Interface dataset entries:
☆ ☆ ☆
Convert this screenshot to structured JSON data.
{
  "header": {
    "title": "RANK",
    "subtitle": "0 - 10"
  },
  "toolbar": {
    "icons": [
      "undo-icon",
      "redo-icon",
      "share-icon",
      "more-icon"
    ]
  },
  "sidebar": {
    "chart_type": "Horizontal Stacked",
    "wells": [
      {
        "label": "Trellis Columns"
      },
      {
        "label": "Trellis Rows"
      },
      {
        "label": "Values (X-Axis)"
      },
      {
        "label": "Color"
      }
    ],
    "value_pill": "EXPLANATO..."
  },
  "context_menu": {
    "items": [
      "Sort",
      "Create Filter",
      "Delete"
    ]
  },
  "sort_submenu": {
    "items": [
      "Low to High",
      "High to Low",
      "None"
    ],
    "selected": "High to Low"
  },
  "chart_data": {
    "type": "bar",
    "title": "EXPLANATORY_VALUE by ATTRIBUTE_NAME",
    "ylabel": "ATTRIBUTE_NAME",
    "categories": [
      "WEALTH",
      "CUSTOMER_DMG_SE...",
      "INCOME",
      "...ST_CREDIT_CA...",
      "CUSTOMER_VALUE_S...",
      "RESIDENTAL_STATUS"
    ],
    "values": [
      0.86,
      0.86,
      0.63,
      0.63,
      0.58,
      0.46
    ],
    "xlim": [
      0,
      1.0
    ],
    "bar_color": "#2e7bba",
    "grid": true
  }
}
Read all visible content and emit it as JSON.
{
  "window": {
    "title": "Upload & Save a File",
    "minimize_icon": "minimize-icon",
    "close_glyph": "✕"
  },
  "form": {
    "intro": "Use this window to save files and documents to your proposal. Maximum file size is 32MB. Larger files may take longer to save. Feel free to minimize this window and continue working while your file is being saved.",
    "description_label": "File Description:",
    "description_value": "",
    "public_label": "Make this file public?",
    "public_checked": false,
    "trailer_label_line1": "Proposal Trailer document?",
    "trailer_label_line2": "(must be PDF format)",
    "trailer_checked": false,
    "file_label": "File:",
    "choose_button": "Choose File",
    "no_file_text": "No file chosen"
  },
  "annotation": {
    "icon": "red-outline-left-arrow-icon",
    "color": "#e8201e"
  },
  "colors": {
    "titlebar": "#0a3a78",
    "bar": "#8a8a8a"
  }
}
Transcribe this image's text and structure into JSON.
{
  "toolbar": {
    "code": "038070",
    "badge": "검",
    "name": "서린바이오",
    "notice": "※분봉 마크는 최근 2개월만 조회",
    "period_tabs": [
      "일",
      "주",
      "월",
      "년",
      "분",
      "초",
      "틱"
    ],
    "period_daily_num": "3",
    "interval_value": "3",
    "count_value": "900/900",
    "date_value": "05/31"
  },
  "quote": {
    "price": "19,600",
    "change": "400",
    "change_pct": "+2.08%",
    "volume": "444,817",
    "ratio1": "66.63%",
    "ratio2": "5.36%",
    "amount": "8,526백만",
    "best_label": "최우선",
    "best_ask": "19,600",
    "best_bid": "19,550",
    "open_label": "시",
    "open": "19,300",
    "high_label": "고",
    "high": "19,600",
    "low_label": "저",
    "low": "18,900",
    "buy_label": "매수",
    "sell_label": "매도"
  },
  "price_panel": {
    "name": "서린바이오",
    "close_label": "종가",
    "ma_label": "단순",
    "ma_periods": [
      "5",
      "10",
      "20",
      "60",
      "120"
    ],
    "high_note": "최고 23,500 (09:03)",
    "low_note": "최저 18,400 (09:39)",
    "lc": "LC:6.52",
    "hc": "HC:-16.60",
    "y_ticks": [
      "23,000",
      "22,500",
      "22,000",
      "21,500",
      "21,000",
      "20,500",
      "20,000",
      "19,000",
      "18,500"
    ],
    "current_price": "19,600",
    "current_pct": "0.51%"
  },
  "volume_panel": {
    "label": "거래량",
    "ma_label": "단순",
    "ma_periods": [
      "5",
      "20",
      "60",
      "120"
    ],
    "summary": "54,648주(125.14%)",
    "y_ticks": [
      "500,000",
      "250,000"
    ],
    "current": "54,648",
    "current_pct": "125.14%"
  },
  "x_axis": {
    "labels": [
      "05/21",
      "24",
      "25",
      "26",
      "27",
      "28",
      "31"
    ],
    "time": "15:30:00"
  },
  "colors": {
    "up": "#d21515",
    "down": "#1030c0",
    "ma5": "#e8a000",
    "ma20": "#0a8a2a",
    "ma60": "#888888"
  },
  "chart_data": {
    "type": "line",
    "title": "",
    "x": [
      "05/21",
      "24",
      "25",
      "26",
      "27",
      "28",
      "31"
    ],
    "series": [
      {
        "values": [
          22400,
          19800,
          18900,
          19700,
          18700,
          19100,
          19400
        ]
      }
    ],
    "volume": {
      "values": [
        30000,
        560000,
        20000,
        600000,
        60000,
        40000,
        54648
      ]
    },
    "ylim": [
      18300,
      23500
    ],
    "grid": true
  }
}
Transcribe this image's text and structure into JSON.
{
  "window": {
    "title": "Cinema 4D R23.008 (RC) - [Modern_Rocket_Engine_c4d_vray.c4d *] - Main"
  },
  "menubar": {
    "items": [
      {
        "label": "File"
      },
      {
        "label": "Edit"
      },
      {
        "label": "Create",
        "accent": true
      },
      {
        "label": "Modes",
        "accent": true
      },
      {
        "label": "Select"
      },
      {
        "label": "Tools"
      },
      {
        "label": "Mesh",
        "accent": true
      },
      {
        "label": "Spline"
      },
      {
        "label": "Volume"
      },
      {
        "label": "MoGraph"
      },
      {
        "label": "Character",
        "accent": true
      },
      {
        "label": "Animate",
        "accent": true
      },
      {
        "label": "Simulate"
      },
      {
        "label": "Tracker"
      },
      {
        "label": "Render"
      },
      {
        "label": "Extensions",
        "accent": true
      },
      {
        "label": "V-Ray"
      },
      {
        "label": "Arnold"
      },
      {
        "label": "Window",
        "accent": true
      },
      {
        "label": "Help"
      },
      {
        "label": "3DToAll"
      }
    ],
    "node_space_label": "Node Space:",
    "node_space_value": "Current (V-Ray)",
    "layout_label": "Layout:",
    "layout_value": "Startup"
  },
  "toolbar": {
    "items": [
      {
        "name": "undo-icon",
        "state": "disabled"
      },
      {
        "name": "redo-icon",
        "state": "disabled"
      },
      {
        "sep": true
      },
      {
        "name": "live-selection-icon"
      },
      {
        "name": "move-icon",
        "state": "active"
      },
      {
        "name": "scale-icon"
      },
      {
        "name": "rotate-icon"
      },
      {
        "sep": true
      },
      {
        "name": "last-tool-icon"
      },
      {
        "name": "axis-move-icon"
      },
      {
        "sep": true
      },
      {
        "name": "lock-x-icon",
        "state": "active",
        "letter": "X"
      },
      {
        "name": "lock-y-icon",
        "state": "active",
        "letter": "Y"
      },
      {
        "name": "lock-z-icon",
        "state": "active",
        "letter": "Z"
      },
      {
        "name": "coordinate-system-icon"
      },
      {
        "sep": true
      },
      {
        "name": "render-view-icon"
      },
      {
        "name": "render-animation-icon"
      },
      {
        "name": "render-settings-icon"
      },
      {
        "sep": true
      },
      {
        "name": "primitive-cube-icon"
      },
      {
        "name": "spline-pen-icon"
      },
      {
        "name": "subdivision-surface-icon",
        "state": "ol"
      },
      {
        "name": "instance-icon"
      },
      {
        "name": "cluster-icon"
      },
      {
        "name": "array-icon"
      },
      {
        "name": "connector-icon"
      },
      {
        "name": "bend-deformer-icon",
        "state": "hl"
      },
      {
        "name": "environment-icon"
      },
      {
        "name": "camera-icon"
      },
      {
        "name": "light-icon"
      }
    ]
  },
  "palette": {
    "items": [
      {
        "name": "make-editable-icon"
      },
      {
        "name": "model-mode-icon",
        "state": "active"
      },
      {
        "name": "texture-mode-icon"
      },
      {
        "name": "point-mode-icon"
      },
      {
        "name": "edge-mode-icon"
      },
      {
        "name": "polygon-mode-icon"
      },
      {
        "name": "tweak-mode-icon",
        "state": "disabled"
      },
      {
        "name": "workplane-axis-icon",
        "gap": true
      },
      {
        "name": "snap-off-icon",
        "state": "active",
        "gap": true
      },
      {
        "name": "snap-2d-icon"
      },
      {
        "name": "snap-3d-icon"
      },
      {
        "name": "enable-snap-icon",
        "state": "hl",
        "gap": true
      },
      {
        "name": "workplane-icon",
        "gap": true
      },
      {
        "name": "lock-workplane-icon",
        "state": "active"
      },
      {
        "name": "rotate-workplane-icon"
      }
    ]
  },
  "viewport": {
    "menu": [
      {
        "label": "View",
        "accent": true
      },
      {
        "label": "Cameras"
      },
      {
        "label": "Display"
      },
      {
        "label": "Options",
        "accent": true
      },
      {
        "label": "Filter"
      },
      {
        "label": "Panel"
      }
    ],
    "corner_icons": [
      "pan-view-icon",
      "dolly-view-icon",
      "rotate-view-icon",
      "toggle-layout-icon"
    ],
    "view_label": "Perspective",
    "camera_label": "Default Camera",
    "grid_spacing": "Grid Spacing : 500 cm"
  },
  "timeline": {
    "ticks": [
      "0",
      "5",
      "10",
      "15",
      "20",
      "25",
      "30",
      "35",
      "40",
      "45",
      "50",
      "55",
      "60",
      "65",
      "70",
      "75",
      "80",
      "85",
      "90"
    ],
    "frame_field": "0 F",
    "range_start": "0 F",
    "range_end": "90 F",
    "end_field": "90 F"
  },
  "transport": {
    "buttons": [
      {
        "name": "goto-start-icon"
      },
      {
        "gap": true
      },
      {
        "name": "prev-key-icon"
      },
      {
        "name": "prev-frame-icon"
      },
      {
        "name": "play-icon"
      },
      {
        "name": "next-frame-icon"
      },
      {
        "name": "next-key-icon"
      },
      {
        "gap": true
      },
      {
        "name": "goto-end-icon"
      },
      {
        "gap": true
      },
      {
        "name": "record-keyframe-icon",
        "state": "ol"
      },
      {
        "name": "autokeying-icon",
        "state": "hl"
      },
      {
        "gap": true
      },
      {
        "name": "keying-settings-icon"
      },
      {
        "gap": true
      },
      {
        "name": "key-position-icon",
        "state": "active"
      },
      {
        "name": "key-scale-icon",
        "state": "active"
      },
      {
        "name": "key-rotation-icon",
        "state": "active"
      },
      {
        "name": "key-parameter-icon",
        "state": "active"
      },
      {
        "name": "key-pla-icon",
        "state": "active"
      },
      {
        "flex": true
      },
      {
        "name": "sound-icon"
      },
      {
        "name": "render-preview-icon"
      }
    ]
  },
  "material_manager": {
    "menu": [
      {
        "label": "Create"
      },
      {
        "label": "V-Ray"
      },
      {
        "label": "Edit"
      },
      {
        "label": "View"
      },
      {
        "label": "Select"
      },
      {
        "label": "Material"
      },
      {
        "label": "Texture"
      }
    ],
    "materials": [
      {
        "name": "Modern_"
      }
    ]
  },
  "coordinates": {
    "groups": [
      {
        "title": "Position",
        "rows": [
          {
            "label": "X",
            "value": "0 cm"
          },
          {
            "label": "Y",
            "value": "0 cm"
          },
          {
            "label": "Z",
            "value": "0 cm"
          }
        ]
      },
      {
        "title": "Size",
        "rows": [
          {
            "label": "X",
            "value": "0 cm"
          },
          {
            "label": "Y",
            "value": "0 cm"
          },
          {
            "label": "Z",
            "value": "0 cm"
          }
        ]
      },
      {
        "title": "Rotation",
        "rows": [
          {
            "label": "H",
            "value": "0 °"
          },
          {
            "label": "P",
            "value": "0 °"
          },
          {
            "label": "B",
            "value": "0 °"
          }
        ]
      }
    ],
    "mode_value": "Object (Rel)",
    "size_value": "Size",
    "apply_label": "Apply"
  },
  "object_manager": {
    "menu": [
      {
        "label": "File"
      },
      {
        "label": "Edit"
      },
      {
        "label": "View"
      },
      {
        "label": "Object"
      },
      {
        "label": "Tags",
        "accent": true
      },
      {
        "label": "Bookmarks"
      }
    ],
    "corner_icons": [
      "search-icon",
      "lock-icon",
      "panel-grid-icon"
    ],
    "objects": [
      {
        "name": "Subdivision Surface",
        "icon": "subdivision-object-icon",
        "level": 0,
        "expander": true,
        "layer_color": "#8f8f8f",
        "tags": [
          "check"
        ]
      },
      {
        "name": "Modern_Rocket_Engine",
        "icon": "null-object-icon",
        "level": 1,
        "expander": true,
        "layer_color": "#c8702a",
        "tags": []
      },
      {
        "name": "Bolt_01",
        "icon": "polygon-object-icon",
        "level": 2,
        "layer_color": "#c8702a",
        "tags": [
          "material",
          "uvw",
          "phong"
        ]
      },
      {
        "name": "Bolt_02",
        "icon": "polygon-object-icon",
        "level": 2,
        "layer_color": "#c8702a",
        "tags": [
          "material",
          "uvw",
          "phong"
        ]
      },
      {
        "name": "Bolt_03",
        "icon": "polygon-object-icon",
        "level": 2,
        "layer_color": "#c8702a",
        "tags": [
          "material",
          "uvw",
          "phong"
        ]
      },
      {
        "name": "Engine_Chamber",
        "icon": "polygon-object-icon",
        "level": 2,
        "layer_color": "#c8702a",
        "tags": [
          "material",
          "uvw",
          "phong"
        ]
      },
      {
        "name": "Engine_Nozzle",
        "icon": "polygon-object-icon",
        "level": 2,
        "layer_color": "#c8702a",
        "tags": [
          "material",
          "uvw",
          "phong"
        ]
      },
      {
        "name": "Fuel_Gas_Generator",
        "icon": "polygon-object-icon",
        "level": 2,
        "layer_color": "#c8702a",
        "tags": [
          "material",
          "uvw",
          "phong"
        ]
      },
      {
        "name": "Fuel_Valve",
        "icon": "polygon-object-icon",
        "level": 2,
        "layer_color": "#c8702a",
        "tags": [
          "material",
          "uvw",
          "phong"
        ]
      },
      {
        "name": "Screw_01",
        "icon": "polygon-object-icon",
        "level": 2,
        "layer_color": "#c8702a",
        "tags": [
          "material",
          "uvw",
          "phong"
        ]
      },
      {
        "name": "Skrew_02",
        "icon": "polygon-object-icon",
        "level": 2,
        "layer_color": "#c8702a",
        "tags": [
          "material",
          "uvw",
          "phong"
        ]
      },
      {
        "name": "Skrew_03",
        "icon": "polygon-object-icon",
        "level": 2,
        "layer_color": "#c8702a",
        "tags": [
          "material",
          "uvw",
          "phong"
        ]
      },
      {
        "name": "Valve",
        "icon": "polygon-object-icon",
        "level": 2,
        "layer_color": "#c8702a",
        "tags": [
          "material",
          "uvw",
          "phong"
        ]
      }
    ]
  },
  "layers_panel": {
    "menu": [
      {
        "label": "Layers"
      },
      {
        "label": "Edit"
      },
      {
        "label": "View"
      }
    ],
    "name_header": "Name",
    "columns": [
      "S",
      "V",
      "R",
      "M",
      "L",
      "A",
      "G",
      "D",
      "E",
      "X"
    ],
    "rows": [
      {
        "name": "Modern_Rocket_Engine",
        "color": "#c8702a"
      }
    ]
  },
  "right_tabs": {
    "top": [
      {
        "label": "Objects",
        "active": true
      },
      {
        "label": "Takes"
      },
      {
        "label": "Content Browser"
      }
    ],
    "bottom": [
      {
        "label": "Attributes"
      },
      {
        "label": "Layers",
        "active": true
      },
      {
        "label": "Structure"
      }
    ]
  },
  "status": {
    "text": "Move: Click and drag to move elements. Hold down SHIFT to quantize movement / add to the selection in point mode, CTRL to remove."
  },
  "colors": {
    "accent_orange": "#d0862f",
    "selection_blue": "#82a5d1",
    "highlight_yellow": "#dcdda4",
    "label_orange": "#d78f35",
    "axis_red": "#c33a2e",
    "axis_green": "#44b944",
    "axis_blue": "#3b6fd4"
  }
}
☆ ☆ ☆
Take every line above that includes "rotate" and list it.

        "name": "rotate-icon"
        "name": "rotate-workplane-icon"
      "rotate-view-icon",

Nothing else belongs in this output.